After Iraq and Afghanistan, Marine Corps Reserve Turns to Deterrence

Four weeks into its invasion of Ukraine, Russia continues to struggle against its lesser-equipped adversary. As with the U.S. withdrawal from Afghanistan, even the most dominant military forces can falter when ill-equipped for the situation at hand.

Lieutenant General David Bellon, commander of the U.S. Marine Corps Reserve, told Newsweek that as the United States finds itself in an era of great power competition, bolstering the capabilities of the armed forces should be seen as a priority.

"We are in an era now, often referred to as the great power competition, where deterrence is a significant part of our mission," Bellon told Newsweek. "To do that, you have to be forward deployed, you have to be competing and pushing back where our adversaries are pushing forward."

Over the last 20 years, the United States has relied heavily on reserve forces in Iraq and Afghanistan.

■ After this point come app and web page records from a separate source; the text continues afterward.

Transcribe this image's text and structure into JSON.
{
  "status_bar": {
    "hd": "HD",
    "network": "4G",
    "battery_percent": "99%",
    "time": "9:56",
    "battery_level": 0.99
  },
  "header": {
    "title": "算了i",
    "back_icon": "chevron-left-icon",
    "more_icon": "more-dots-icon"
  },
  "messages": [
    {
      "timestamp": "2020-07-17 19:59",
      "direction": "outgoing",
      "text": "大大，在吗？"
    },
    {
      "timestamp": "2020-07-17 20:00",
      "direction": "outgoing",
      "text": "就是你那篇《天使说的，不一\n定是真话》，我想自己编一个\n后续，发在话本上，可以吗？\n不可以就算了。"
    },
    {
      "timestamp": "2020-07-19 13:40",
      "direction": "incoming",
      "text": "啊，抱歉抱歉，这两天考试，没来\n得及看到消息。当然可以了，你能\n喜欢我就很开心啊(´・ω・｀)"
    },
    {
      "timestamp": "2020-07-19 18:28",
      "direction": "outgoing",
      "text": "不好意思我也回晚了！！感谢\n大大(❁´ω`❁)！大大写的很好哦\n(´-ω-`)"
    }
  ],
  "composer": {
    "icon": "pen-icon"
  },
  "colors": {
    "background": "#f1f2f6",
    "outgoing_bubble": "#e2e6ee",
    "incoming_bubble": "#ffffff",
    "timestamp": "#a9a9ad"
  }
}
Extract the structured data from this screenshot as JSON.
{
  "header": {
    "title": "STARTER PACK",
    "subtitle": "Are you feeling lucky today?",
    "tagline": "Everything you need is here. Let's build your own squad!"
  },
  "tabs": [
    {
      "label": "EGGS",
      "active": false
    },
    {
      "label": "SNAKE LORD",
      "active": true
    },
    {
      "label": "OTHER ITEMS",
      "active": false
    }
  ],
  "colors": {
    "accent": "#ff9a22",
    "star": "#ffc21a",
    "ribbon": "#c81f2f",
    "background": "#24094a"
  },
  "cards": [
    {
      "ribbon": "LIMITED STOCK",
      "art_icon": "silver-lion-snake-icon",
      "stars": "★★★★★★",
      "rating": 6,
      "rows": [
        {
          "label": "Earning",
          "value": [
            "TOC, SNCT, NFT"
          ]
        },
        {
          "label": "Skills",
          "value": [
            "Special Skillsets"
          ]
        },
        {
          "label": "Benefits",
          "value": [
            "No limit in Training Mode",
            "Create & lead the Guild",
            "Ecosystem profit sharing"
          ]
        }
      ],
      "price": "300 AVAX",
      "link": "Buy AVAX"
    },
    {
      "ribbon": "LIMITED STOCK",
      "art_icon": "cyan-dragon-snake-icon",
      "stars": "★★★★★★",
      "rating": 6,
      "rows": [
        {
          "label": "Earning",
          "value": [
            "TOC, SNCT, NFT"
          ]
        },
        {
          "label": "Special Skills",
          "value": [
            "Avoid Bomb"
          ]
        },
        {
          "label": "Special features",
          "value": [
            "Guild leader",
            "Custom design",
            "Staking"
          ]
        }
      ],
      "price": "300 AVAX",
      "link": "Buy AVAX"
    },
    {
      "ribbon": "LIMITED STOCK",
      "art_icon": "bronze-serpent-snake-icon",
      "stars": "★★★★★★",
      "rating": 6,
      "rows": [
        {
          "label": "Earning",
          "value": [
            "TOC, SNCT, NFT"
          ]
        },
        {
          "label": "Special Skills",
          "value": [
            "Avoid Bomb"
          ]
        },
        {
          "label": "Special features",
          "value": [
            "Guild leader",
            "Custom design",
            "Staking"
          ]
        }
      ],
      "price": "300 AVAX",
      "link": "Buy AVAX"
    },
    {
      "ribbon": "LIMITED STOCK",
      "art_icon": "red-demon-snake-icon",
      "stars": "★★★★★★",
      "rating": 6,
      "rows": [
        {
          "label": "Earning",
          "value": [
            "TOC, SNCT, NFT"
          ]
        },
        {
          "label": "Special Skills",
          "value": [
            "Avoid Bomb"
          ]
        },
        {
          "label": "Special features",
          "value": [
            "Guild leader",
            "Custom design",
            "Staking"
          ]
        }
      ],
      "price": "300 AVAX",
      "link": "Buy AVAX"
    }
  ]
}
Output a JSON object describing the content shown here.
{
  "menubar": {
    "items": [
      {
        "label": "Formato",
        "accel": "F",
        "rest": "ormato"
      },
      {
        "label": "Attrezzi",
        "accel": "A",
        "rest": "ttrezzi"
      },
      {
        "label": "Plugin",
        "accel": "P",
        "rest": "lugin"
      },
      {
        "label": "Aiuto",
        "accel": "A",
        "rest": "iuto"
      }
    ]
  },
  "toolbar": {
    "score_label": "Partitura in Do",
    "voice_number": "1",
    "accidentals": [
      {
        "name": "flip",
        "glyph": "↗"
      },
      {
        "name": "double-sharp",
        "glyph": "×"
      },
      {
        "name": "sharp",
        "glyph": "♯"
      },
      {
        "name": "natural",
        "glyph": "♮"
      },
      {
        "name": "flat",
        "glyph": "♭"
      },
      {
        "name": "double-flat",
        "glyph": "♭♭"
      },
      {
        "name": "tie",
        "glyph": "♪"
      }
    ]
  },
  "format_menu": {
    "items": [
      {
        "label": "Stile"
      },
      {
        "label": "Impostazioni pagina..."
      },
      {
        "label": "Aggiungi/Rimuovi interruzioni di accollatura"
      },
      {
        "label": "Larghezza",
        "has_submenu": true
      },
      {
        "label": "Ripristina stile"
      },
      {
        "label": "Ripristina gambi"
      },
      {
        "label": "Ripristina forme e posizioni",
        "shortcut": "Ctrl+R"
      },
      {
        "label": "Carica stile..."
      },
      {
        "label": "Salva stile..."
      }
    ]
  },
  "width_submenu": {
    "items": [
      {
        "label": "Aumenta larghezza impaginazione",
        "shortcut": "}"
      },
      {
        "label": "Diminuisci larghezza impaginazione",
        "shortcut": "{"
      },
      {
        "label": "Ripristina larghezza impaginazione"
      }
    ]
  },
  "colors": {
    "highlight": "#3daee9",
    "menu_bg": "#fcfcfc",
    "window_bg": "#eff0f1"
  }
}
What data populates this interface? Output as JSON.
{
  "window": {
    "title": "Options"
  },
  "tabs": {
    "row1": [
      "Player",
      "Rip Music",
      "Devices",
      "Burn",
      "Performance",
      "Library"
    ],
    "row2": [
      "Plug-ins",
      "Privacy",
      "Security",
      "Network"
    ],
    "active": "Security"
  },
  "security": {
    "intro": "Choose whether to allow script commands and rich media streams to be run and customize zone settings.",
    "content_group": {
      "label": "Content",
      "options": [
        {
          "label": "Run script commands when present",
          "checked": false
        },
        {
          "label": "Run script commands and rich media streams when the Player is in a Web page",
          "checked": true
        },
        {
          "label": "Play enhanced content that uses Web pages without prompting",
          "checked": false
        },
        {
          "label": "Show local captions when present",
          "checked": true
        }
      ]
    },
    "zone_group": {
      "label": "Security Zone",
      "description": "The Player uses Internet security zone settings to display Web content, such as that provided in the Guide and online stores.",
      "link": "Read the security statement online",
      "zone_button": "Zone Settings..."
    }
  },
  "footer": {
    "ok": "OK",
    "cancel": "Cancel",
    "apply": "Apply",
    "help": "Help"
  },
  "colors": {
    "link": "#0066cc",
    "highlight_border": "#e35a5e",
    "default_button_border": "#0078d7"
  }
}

Marine Corps reservists played an especially active role in those two wars, with some having completed five combat tours abroad. These troops now stand poised to pass on their knowledge to younger members of the Corps.

The experience of Marine leadership fosters a greater level of trust between senior and junior members of the Corps, Bellon said. Not only has Russia's military leadership faced questions over their decision making, but questions of morale in the ranks have risen amid reports that troops were told they were heading into a training exercise rather than combat prior to the invasion of Ukraine.

As Russia's military is marred by morale and logistical challenges. Bellon said Marine Reserves are leveraging what makes them different from Putin's forces to come out ahead.

Reserve Marines Train for Deployment to Iraq
U.S. Marine reservists Cpl. Chad Fenquay (L) and Lance Cpl. Andrew Kock (R), both of Omaha, Nebraska, practice firing a machine gun during combat training in preparation for deployment to Iraq January 27, 2004 at Camp Pendleton in California. Reservists like Fenquay and Kock now have combat experience they can share with new reservists. Photo by David McNew/Getty Images

"We're an all-volunteer force, meaning that a young person elects to join the Marine Corps and then selects specifically to become a reservist," he told Newsweek. "We have to constantly appeal to the desires and the life ambitions of our volunteers."

Because Russia forcibly drafts a large segment of its military through conscription, it does not face the same pressures to tailor a soldier's military role around their experiences as the Marine Corps does. However, Bellon said this consideration has pushed the Reserves to operate in a more diverse manner, increasing their capabilities.

When it comes to avoiding global conflict, Bellon said deterrence serves as a key tool, and a well-equipped reserve force can play a vital role in that. As Russia's military is marred by morale and logistical challenges. Bellon said Marine Reserves are leveraging what makes them different from Putin's forces to come out ahead.

For some reserves this may be in the conventional military deterrence sense, Bellon said, as when reservist troops flew armed jets in the Pacific over the past six months to protect the interests of America and its allies. In the unconventional sense, Marine Reserves also aided in the process of introducing Afghan refugees to the United States. A number of these reservists were school teachers who worked to prepare Afghan children for school in the United States.

The varying backgrounds of trained reservists allows the force to address complex problem sets, something Bellon said puts the Corps in position to tap into one of the country's greatest strengths — its drive for innovation.

However, another area where the Marine Reserves are looking to draw on America's strengths in order make their force better suited for the era of great power competition is an additional area in which America possesses particular strength — its diversity.

"The problem sets that we face on the planet today are so complex," Bellon told Newsweek. "They are ever-evolving, so the worst thing you can do is narrow that perspective on how you frame those problems by being over-invested in one demographic."

"I'm a white man, the grandson of immigrants from the Midwest," he added. "So, when I frame wicked problems and have to make difficult decisions, I'm operating on a certain bandwidth."

"So, if we're in the business of going into crises, and accurately framing problems, and then seeing possible solutions, is it not my moral and ethical and professional responsibility to see the problem as broadly as possible?" Bellon asked.

"The answer to that is, of course, yes, " he added. "The only way that is achieved is by inviting this diversity in."

Activated U.S. Marines Demonstrate Weapons To Families
Reserve U.S. Marines from unit A Company, 4th Light Armored Reconnaissance Battalion inspect their Light Armored Vehicle (LAV) February 7, 2003 in Camp Pendleton, California. These reserves participated in Operation Enduring Freedom in Iraq which lasted from 2001 to 2014 Photo by David McNew/Getty Images